In uniform and in plainclothes, badges and handguns were in ample supply at Fort Hays State University.

But so were notebooks and iPads, whose owners were taking copious notes.

The event was a melting pot of teachers and school administrators and law enforcement officers, all of whom poured into the conference room to learn about dealing with something none of them hope to experience: an active shooter.

But Kansas Highway Patrol Trooper Matthew Mullen said that's a luxury neither law enforcement nor educators can afford.

"If you think this is someone else's problem," he said, "I strongly suggest you reconsider.

"Unspeakable violence does happen."

The active shooter seminar Monday, bringing together educators and law enforcement officers, is the second of three being conducted across the state by the KHP.

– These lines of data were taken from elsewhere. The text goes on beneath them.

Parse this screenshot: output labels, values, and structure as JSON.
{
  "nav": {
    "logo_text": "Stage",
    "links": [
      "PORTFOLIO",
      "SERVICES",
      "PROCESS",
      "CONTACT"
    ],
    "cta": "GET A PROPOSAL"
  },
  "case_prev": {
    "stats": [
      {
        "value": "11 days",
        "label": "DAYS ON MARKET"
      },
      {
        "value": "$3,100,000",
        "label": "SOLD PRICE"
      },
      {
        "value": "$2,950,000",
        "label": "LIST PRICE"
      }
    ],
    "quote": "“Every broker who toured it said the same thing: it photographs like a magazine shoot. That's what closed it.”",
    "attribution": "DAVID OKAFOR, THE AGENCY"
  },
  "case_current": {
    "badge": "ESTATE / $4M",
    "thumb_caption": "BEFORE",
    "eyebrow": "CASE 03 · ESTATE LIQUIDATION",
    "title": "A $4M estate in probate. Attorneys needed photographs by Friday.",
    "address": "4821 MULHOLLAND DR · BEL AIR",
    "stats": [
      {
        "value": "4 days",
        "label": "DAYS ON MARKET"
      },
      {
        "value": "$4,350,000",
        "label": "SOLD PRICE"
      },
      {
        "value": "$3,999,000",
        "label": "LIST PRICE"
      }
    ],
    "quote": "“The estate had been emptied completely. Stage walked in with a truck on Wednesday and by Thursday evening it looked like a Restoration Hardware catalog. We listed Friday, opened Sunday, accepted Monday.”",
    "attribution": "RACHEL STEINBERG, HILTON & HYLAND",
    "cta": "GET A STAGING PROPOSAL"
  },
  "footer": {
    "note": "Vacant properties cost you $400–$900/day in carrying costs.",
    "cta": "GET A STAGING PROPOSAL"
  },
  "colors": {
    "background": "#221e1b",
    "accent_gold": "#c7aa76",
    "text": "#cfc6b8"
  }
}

While Mullen detailed school shootings at Columbine, Colo., and at Virginia Tech, Blacksburg, Va., he said they can happen anywhere.

That's why schools and law enforcement agencies need a plan of action.

"Hoping is not a plan of action," he cautioned.

He also told of how the response has changed between the time of Columbine in 1999 and Virginia Tech in 2007.

At Columbine, first responders waited until special teams were sent in. At Virginia, the response was immediate.

That's the approach now taken, as the push is to actively seek out the shooter.

He urged teachers to prepare "go bags," complete with medical supplies beyond typical bandages. It's also important to include a class roster.

It's the same for law enforcement, however.

"My combat effectiveness goes down when I run out of bullets," he said.

During the afternoon session, attended by law enforcement, officers were encouraged to develop similar bags, filled with ammunition and medical supplies.

Mullen pointed to a series of violent video games as the driving force behind why "our kids learn to kill and are liking it."

He pointed to games such as Grand Theft Auto, Natural Born Killer, Manhunt 2, a game that involves killing law enforcement officers if the player is captured, and Postal, which entails simply killing characters in the game.

Mullen said a survey suggested 30 percent of second-graders had played either Grand Theft Auto or Postal.

While he detailed many warning signs, Mullen suggested teachers ignore nothing.

"Please take all threats seriously," he said.